HAZA Foods, LLC v. Henderson


HAZA Foods works hard to support local communities through sponsorships of Little League teams or by offering free food at community events. Furthermore, their employees strive to become involved with community initiatives.

HAZA Foods owns and operates Wendy’s and Taco Bell locations in Texas, Louisiana, Minnesota, Ohio, New York, Nebraska, Iowa, and New Jersey.

Exception of Prescription

HAZA Foods of Louisiana LLC owns and operates various Popeyes Louisiana Kitchen restaurants throughout Louisiana. On December 24, 2016, Wanda Henderson visited one of these establishments and alleged she suffered injuries after slipping on a wet floor and experiencing slipperiness during her visit.

As soon as she filed her original suit in an improper venue, HAZA Foods of Louisiana LLC filed an exception of prescription to dismiss Ms. Henderson’s claims with prejudice. On March 2, 2021, the trial court signed off on this exception of medicine and granted its application against Ms. Henderson’s suit filed against them with prejudice.

Ms. Henderson contends on appeal that the trial court was incorrect in finding her claims prescription due to the defendant’s failure to renounce them by filing its responsive pleadings within 15 days of service of her petition, raising drug in its exception of improper venue, filing its exception of medicine more than one year after Orleans Parish Civil District Court ordered transfer, or engaging in general personal injury discovery before filing their exception of prescription. We find no merit in her claim.

Exception of Improper Venue

Plaintiffs typically select their preferred litigation forum; however, defendants can contest that choice on various jurisdictional and venue grounds. With courts still grappling with the new laws from TC Heartland’s rulings in mind, determining when one party waives its right to challenge venue can become increasingly complex.

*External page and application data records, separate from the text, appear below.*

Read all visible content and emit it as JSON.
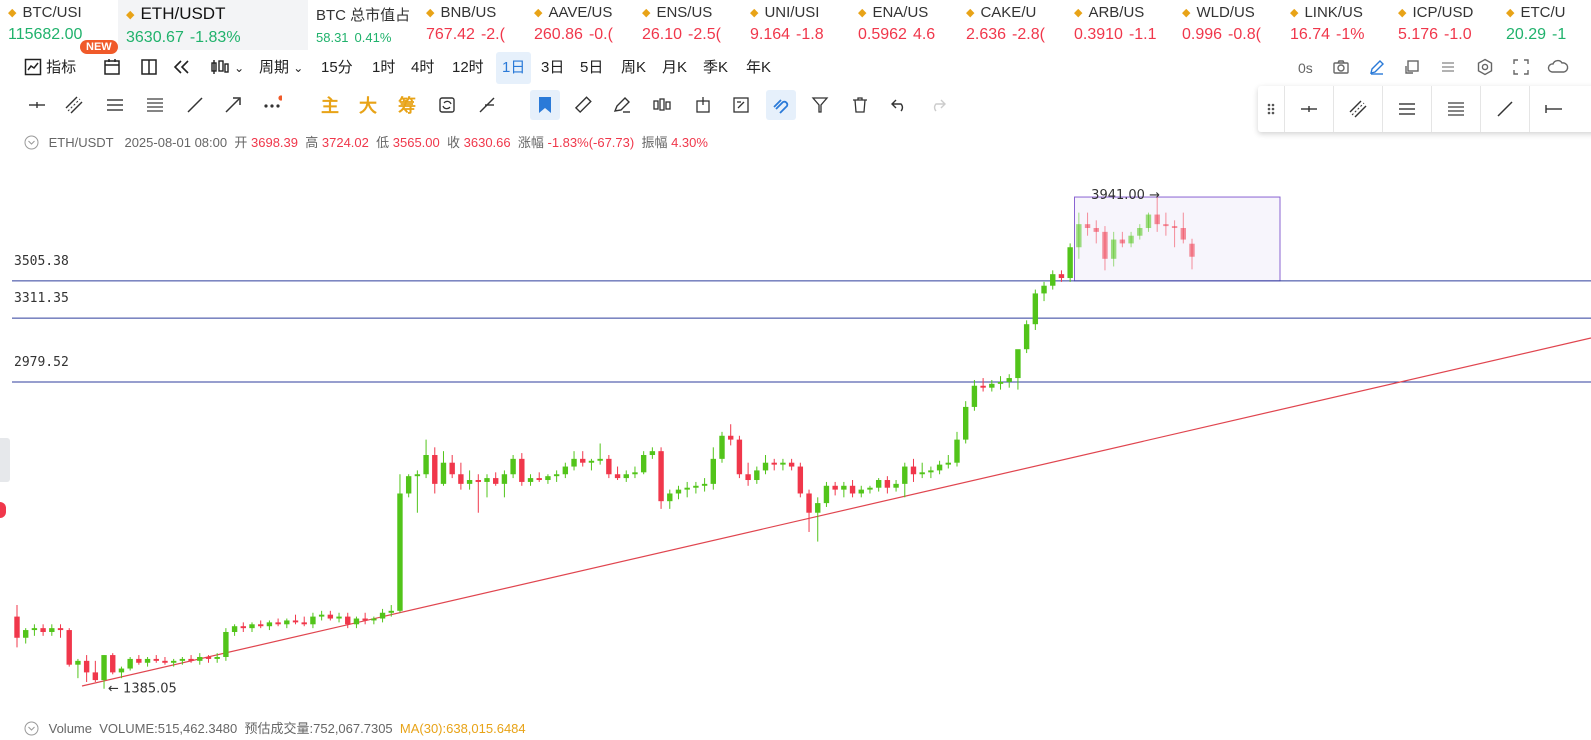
{
  "tickers": [
    {
      "symbol": "BTC/USI",
      "price": "115682.00",
      "change": "",
      "trend": "green",
      "style": "normal",
      "width": 118
    },
    {
      "symbol": "ETH/USDT",
      "price": "3630.67",
      "change": "-1.83%",
      "trend": "green",
      "style": "active",
      "width": 190
    },
    {
      "symbol": "BTC 总市值占",
      "price": "58.31",
      "change": "0.41%",
      "trend": "green",
      "style": "small",
      "width": 110
    },
    {
      "symbol": "BNB/US",
      "price": "767.42",
      "change": "-2.(",
      "trend": "red",
      "style": "normal",
      "width": 108
    },
    {
      "symbol": "AAVE/US",
      "price": "260.86",
      "change": "-0.(",
      "trend": "red",
      "style": "normal",
      "width": 108
    },
    {
      "symbol": "ENS/US",
      "price": "26.10",
      "change": "-2.5(",
      "trend": "red",
      "style": "normal",
      "width": 108
    },
    {
      "symbol": "UNI/USI",
      "price": "9.164",
      "change": "-1.8",
      "trend": "red",
      "style": "normal",
      "width": 108
    },
    {
      "symbol": "ENA/US",
      "price": "0.5962",
      "change": "4.6",
      "trend": "red",
      "style": "normal",
      "width": 108
    },
    {
      "symbol": "CAKE/U",
      "price": "2.636",
      "change": "-2.8(",
      "trend": "red",
      "style": "normal",
      "width": 108
    },
    {
      "symbol": "ARB/US",
      "price": "0.3910",
      "change": "-1.1",
      "trend": "red",
      "style": "normal",
      "width": 108
    },
    {
      "symbol": "WLD/US",
      "price": "0.996",
      "change": "-0.8(",
      "trend": "red",
      "style": "normal",
      "width": 108
    },
    {
      "symbol": "LINK/US",
      "price": "16.74",
      "change": "-1%",
      "trend": "red",
      "style": "normal",
      "width": 108
    },
    {
      "symbol": "ICP/USD",
      "price": "5.176",
      "change": "-1.0",
      "trend": "red",
      "style": "normal",
      "width": 108
    },
    {
      "symbol": "ETC/U",
      "price": "20.29",
      "change": "-1",
      "trend": "green",
      "style": "normal",
      "width": 90
    }
  ],
  "badge": "NEW",
  "toolbar": {
    "indicator": "指标",
    "period": "周期",
    "intervals": [
      "15分",
      "1时",
      "4时",
      "12时",
      "1日",
      "3日",
      "5日",
      "周K",
      "月K",
      "季K",
      "年K"
    ],
    "selected_interval": "1日",
    "countdown": "0s"
  },
  "draw_tools_text": [
    "主",
    "大",
    "筹"
  ],
  "info": {
    "pair": "ETH/USDT",
    "datetime": "2025-08-01 08:00",
    "open_label": "开",
    "open": "3698.39",
    "high_label": "高",
    "high": "3724.02",
    "low_label": "低",
    "low": "3565.00",
    "close_label": "收",
    "close": "3630.66",
    "chg_label": "涨幅",
    "chg": "-1.83%(-67.73)",
    "amp_label": "振幅",
    "amp": "4.30%"
  },
  "volume_line": {
    "label": "Volume",
    "volume": "VOLUME:515,462.3480",
    "estimate": "预估成交量:752,067.7305",
    "ma": "MA(30):638,015.6484"
  },
  "chart_data": {
    "type": "candlestick",
    "interval": "1D",
    "horizontal_lines": [
      3505.38,
      3311.35,
      2979.52
    ],
    "annotations": {
      "high": "3941.00",
      "low": "1385.05"
    },
    "colors": {
      "up": "#52c41a",
      "down": "#f0374b",
      "hline": "#2f3d9c",
      "trend": "#e0454f",
      "box": "#8a63d2"
    },
    "candles": [
      {
        "o": 1760,
        "h": 1820,
        "l": 1600,
        "c": 1650
      },
      {
        "o": 1650,
        "h": 1700,
        "l": 1620,
        "c": 1690
      },
      {
        "o": 1690,
        "h": 1720,
        "l": 1660,
        "c": 1700
      },
      {
        "o": 1700,
        "h": 1720,
        "l": 1660,
        "c": 1680
      },
      {
        "o": 1680,
        "h": 1720,
        "l": 1660,
        "c": 1700
      },
      {
        "o": 1700,
        "h": 1720,
        "l": 1650,
        "c": 1690
      },
      {
        "o": 1690,
        "h": 1700,
        "l": 1500,
        "c": 1510
      },
      {
        "o": 1510,
        "h": 1540,
        "l": 1440,
        "c": 1530
      },
      {
        "o": 1530,
        "h": 1560,
        "l": 1420,
        "c": 1470
      },
      {
        "o": 1470,
        "h": 1530,
        "l": 1420,
        "c": 1430
      },
      {
        "o": 1430,
        "h": 1560,
        "l": 1385,
        "c": 1560
      },
      {
        "o": 1560,
        "h": 1570,
        "l": 1460,
        "c": 1470
      },
      {
        "o": 1470,
        "h": 1500,
        "l": 1440,
        "c": 1490
      },
      {
        "o": 1490,
        "h": 1550,
        "l": 1480,
        "c": 1540
      },
      {
        "o": 1540,
        "h": 1560,
        "l": 1510,
        "c": 1520
      },
      {
        "o": 1520,
        "h": 1550,
        "l": 1500,
        "c": 1540
      },
      {
        "o": 1540,
        "h": 1560,
        "l": 1520,
        "c": 1530
      },
      {
        "o": 1530,
        "h": 1550,
        "l": 1510,
        "c": 1520
      },
      {
        "o": 1520,
        "h": 1540,
        "l": 1500,
        "c": 1530
      },
      {
        "o": 1530,
        "h": 1550,
        "l": 1510,
        "c": 1540
      },
      {
        "o": 1540,
        "h": 1560,
        "l": 1520,
        "c": 1530
      },
      {
        "o": 1530,
        "h": 1570,
        "l": 1510,
        "c": 1550
      },
      {
        "o": 1550,
        "h": 1560,
        "l": 1520,
        "c": 1540
      },
      {
        "o": 1540,
        "h": 1570,
        "l": 1520,
        "c": 1550
      },
      {
        "o": 1550,
        "h": 1700,
        "l": 1530,
        "c": 1680
      },
      {
        "o": 1680,
        "h": 1720,
        "l": 1660,
        "c": 1710
      },
      {
        "o": 1710,
        "h": 1730,
        "l": 1680,
        "c": 1700
      },
      {
        "o": 1700,
        "h": 1730,
        "l": 1680,
        "c": 1720
      },
      {
        "o": 1720,
        "h": 1740,
        "l": 1700,
        "c": 1710
      },
      {
        "o": 1710,
        "h": 1740,
        "l": 1690,
        "c": 1730
      },
      {
        "o": 1730,
        "h": 1750,
        "l": 1710,
        "c": 1720
      },
      {
        "o": 1720,
        "h": 1750,
        "l": 1700,
        "c": 1740
      },
      {
        "o": 1740,
        "h": 1770,
        "l": 1720,
        "c": 1730
      },
      {
        "o": 1730,
        "h": 1760,
        "l": 1710,
        "c": 1720
      },
      {
        "o": 1720,
        "h": 1780,
        "l": 1700,
        "c": 1760
      },
      {
        "o": 1760,
        "h": 1790,
        "l": 1740,
        "c": 1770
      },
      {
        "o": 1770,
        "h": 1790,
        "l": 1740,
        "c": 1750
      },
      {
        "o": 1750,
        "h": 1780,
        "l": 1730,
        "c": 1760
      },
      {
        "o": 1760,
        "h": 1780,
        "l": 1700,
        "c": 1720
      },
      {
        "o": 1720,
        "h": 1760,
        "l": 1700,
        "c": 1750
      },
      {
        "o": 1750,
        "h": 1780,
        "l": 1720,
        "c": 1740
      },
      {
        "o": 1740,
        "h": 1760,
        "l": 1720,
        "c": 1750
      },
      {
        "o": 1750,
        "h": 1800,
        "l": 1730,
        "c": 1780
      },
      {
        "o": 1780,
        "h": 1820,
        "l": 1760,
        "c": 1790
      },
      {
        "o": 1790,
        "h": 2500,
        "l": 1780,
        "c": 2400
      },
      {
        "o": 2400,
        "h": 2500,
        "l": 2380,
        "c": 2490
      },
      {
        "o": 2490,
        "h": 2520,
        "l": 2300,
        "c": 2500
      },
      {
        "o": 2500,
        "h": 2680,
        "l": 2480,
        "c": 2600
      },
      {
        "o": 2600,
        "h": 2640,
        "l": 2400,
        "c": 2450
      },
      {
        "o": 2450,
        "h": 2620,
        "l": 2440,
        "c": 2560
      },
      {
        "o": 2560,
        "h": 2600,
        "l": 2480,
        "c": 2500
      },
      {
        "o": 2500,
        "h": 2560,
        "l": 2420,
        "c": 2450
      },
      {
        "o": 2450,
        "h": 2520,
        "l": 2420,
        "c": 2470
      },
      {
        "o": 2470,
        "h": 2500,
        "l": 2300,
        "c": 2460
      },
      {
        "o": 2460,
        "h": 2500,
        "l": 2380,
        "c": 2480
      },
      {
        "o": 2480,
        "h": 2510,
        "l": 2440,
        "c": 2450
      },
      {
        "o": 2450,
        "h": 2520,
        "l": 2380,
        "c": 2500
      },
      {
        "o": 2500,
        "h": 2600,
        "l": 2480,
        "c": 2580
      },
      {
        "o": 2580,
        "h": 2610,
        "l": 2440,
        "c": 2460
      },
      {
        "o": 2460,
        "h": 2500,
        "l": 2440,
        "c": 2480
      },
      {
        "o": 2480,
        "h": 2510,
        "l": 2460,
        "c": 2470
      },
      {
        "o": 2470,
        "h": 2500,
        "l": 2450,
        "c": 2490
      },
      {
        "o": 2490,
        "h": 2520,
        "l": 2460,
        "c": 2500
      },
      {
        "o": 2500,
        "h": 2560,
        "l": 2480,
        "c": 2540
      },
      {
        "o": 2540,
        "h": 2620,
        "l": 2520,
        "c": 2580
      },
      {
        "o": 2580,
        "h": 2620,
        "l": 2540,
        "c": 2560
      },
      {
        "o": 2560,
        "h": 2580,
        "l": 2520,
        "c": 2570
      },
      {
        "o": 2570,
        "h": 2660,
        "l": 2550,
        "c": 2580
      },
      {
        "o": 2580,
        "h": 2600,
        "l": 2480,
        "c": 2500
      },
      {
        "o": 2500,
        "h": 2540,
        "l": 2470,
        "c": 2480
      },
      {
        "o": 2480,
        "h": 2520,
        "l": 2460,
        "c": 2500
      },
      {
        "o": 2500,
        "h": 2540,
        "l": 2480,
        "c": 2510
      },
      {
        "o": 2510,
        "h": 2620,
        "l": 2500,
        "c": 2600
      },
      {
        "o": 2600,
        "h": 2640,
        "l": 2580,
        "c": 2620
      },
      {
        "o": 2620,
        "h": 2640,
        "l": 2320,
        "c": 2360
      },
      {
        "o": 2360,
        "h": 2420,
        "l": 2320,
        "c": 2400
      },
      {
        "o": 2400,
        "h": 2440,
        "l": 2370,
        "c": 2420
      },
      {
        "o": 2420,
        "h": 2460,
        "l": 2380,
        "c": 2430
      },
      {
        "o": 2430,
        "h": 2460,
        "l": 2400,
        "c": 2440
      },
      {
        "o": 2440,
        "h": 2480,
        "l": 2410,
        "c": 2450
      },
      {
        "o": 2450,
        "h": 2640,
        "l": 2420,
        "c": 2580
      },
      {
        "o": 2580,
        "h": 2720,
        "l": 2560,
        "c": 2700
      },
      {
        "o": 2700,
        "h": 2760,
        "l": 2650,
        "c": 2680
      },
      {
        "o": 2680,
        "h": 2700,
        "l": 2480,
        "c": 2500
      },
      {
        "o": 2500,
        "h": 2560,
        "l": 2440,
        "c": 2470
      },
      {
        "o": 2470,
        "h": 2540,
        "l": 2450,
        "c": 2520
      },
      {
        "o": 2520,
        "h": 2600,
        "l": 2500,
        "c": 2560
      },
      {
        "o": 2560,
        "h": 2580,
        "l": 2520,
        "c": 2550
      },
      {
        "o": 2550,
        "h": 2580,
        "l": 2520,
        "c": 2560
      },
      {
        "o": 2560,
        "h": 2580,
        "l": 2520,
        "c": 2540
      },
      {
        "o": 2540,
        "h": 2560,
        "l": 2380,
        "c": 2400
      },
      {
        "o": 2400,
        "h": 2420,
        "l": 2200,
        "c": 2300
      },
      {
        "o": 2300,
        "h": 2380,
        "l": 2150,
        "c": 2350
      },
      {
        "o": 2350,
        "h": 2460,
        "l": 2330,
        "c": 2440
      },
      {
        "o": 2440,
        "h": 2460,
        "l": 2390,
        "c": 2420
      },
      {
        "o": 2420,
        "h": 2460,
        "l": 2380,
        "c": 2440
      },
      {
        "o": 2440,
        "h": 2470,
        "l": 2380,
        "c": 2400
      },
      {
        "o": 2400,
        "h": 2440,
        "l": 2380,
        "c": 2420
      },
      {
        "o": 2420,
        "h": 2440,
        "l": 2400,
        "c": 2430
      },
      {
        "o": 2430,
        "h": 2480,
        "l": 2410,
        "c": 2470
      },
      {
        "o": 2470,
        "h": 2490,
        "l": 2400,
        "c": 2430
      },
      {
        "o": 2430,
        "h": 2470,
        "l": 2410,
        "c": 2450
      },
      {
        "o": 2450,
        "h": 2560,
        "l": 2380,
        "c": 2540
      },
      {
        "o": 2540,
        "h": 2580,
        "l": 2460,
        "c": 2500
      },
      {
        "o": 2500,
        "h": 2560,
        "l": 2480,
        "c": 2510
      },
      {
        "o": 2510,
        "h": 2540,
        "l": 2480,
        "c": 2520
      },
      {
        "o": 2520,
        "h": 2570,
        "l": 2500,
        "c": 2550
      },
      {
        "o": 2550,
        "h": 2600,
        "l": 2530,
        "c": 2560
      },
      {
        "o": 2560,
        "h": 2720,
        "l": 2540,
        "c": 2680
      },
      {
        "o": 2680,
        "h": 2880,
        "l": 2660,
        "c": 2850
      },
      {
        "o": 2850,
        "h": 2990,
        "l": 2830,
        "c": 2960
      },
      {
        "o": 2960,
        "h": 3000,
        "l": 2930,
        "c": 2950
      },
      {
        "o": 2950,
        "h": 2990,
        "l": 2930,
        "c": 2970
      },
      {
        "o": 2970,
        "h": 3010,
        "l": 2940,
        "c": 2980
      },
      {
        "o": 2980,
        "h": 3020,
        "l": 2950,
        "c": 3000
      },
      {
        "o": 3000,
        "h": 3060,
        "l": 2940,
        "c": 3150
      },
      {
        "o": 3150,
        "h": 3300,
        "l": 3130,
        "c": 3280
      },
      {
        "o": 3280,
        "h": 3460,
        "l": 3250,
        "c": 3440
      },
      {
        "o": 3440,
        "h": 3500,
        "l": 3400,
        "c": 3480
      },
      {
        "o": 3480,
        "h": 3560,
        "l": 3460,
        "c": 3540
      },
      {
        "o": 3540,
        "h": 3560,
        "l": 3500,
        "c": 3520
      },
      {
        "o": 3520,
        "h": 3700,
        "l": 3500,
        "c": 3680
      },
      {
        "o": 3680,
        "h": 3860,
        "l": 3620,
        "c": 3800
      },
      {
        "o": 3800,
        "h": 3860,
        "l": 3740,
        "c": 3780
      },
      {
        "o": 3780,
        "h": 3820,
        "l": 3700,
        "c": 3760
      },
      {
        "o": 3760,
        "h": 3790,
        "l": 3560,
        "c": 3620
      },
      {
        "o": 3620,
        "h": 3760,
        "l": 3580,
        "c": 3720
      },
      {
        "o": 3720,
        "h": 3760,
        "l": 3680,
        "c": 3700
      },
      {
        "o": 3700,
        "h": 3760,
        "l": 3680,
        "c": 3740
      },
      {
        "o": 3740,
        "h": 3800,
        "l": 3720,
        "c": 3780
      },
      {
        "o": 3780,
        "h": 3860,
        "l": 3760,
        "c": 3850
      },
      {
        "o": 3850,
        "h": 3941,
        "l": 3760,
        "c": 3800
      },
      {
        "o": 3800,
        "h": 3860,
        "l": 3740,
        "c": 3790
      },
      {
        "o": 3790,
        "h": 3820,
        "l": 3680,
        "c": 3780
      },
      {
        "o": 3780,
        "h": 3860,
        "l": 3700,
        "c": 3720
      },
      {
        "o": 3698.39,
        "h": 3724.02,
        "l": 3565.0,
        "c": 3630.66
      }
    ]
  }
}
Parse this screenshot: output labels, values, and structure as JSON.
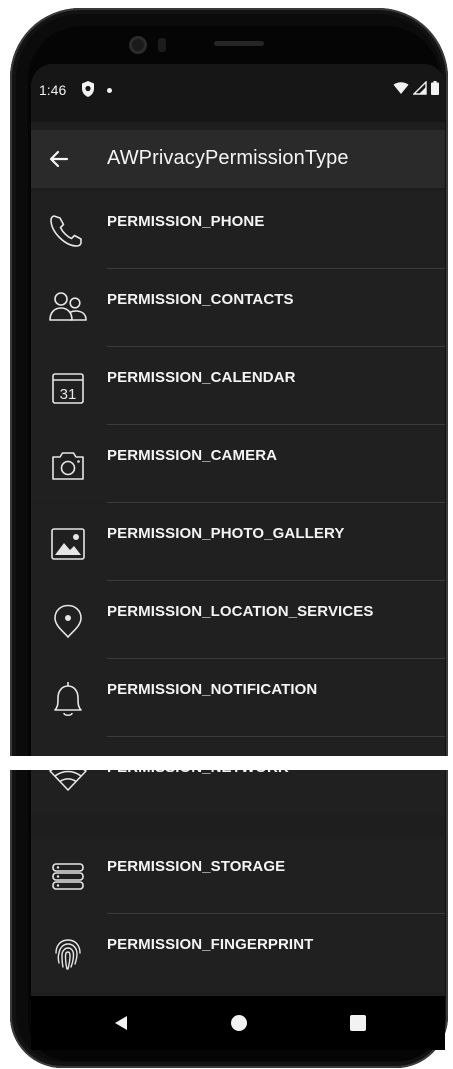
{
  "status_bar": {
    "time": "1:46",
    "icons": [
      "shield-icon",
      "notification-dot-icon",
      "wifi-icon",
      "cellular-icon",
      "battery-icon"
    ]
  },
  "app_bar": {
    "back_icon": "arrow-back-icon",
    "title": "AWPrivacyPermissionType"
  },
  "permissions": [
    {
      "label": "PERMISSION_PHONE",
      "icon": "phone-icon"
    },
    {
      "label": "PERMISSION_CONTACTS",
      "icon": "contacts-icon"
    },
    {
      "label": "PERMISSION_CALENDAR",
      "icon": "calendar-icon",
      "icon_text": "31"
    },
    {
      "label": "PERMISSION_CAMERA",
      "icon": "camera-icon"
    },
    {
      "label": "PERMISSION_PHOTO_GALLERY",
      "icon": "photo-gallery-icon"
    },
    {
      "label": "PERMISSION_LOCATION_SERVICES",
      "icon": "location-pin-icon"
    },
    {
      "label": "PERMISSION_NOTIFICATION",
      "icon": "bell-icon"
    },
    {
      "label": "PERMISSION_NETWORK",
      "icon": "wifi-icon"
    },
    {
      "label": "PERMISSION_STORAGE",
      "icon": "storage-icon"
    },
    {
      "label": "PERMISSION_FINGERPRINT",
      "icon": "fingerprint-icon"
    }
  ],
  "nav_bar": {
    "icons": [
      "nav-back-icon",
      "nav-home-icon",
      "nav-recents-icon"
    ]
  },
  "colors": {
    "background": "#1e1e1e",
    "app_bar": "#2a2a2a",
    "text": "#f4f4f4",
    "divider": "#3c3c3c"
  }
}
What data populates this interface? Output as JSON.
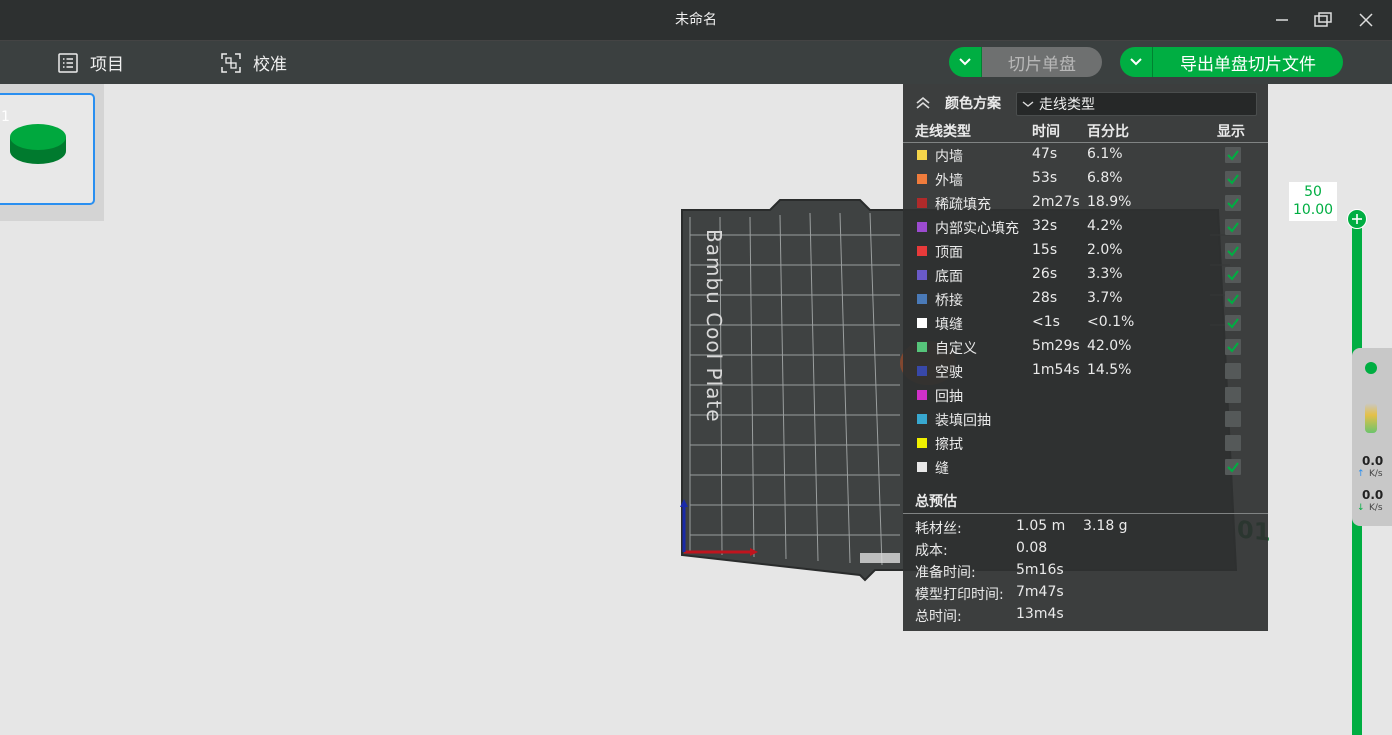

HAZA Foods’ focus is to support local businesses and schools while also building relationships among employees through celebrating employee achievements – known as HAZA Heroes – while volunteering together in each community it serves. Their locations frequently host school-based events like Operation Stocking Stuffers during the holiday season.

Ms. Ruffins contends that the trial court erred by granting HAZA Foods’ peremptory exception of prescription as they have since relinquished any entitlement through continued litigation and by failing to address it within their improper venue exception and filing their exception almost a year after Orleans Parish Civil District Court ordered the suit transferred, they have relinquished any entitlement they might otherwise have had under prescription defense law.

Exception of Renunciation

At HAZA Foods, Dhanani wanted to ensure his company supported local communities and gave back to employees in each location he operated from. “Whether that means sponsoring a little league team or offering free meals at community events – making sure employees receive support in each location is a core value,” according to him. Additionally, sharing stories of employees who go above and beyond and honoring them as “HAZA Heroes” also played a part. Thus, the court granted an exception of renunciation while rejecting Ms. Ruffins’s claim of accrued prescription.

Click here to read the decision, or the entire article can be read here.

Exception of Contra Non Valentem

Contra nonvalentem is the fourth exception that suspends prescription in cases where factual impediments prevent plaintiffs from filing suit within the prescriptive or preemptive periods to avoid the harsh result of permitting intentional tortfeasors to escape accountability for their unlawful acts. Most often, this applies when ignorance prevents filing claims promptly.

For instance, a plaintiff might not realize the location of Wendy’s was inaccurate until after she experienced an injury at that Wendy’s and filed suit immediately afterward; had this discovery occurred before running out of statute of limitations, she may have been barred by laches, but because this happened after it ran its course and the misrepresentation had come into light after that deadline had expired she was still allowed to file suit without being subject to contra nonvalentem restrictions.

This case serves as a timely reminder that, although courts recognize lay people may be unfamiliar with their legal rights, ignorance must not delay commencing litigation. Plaintiffs should make every effort to pursue their claims as soon as they become aware of them and must initiate their cases before reaching the statute of limitations deadline.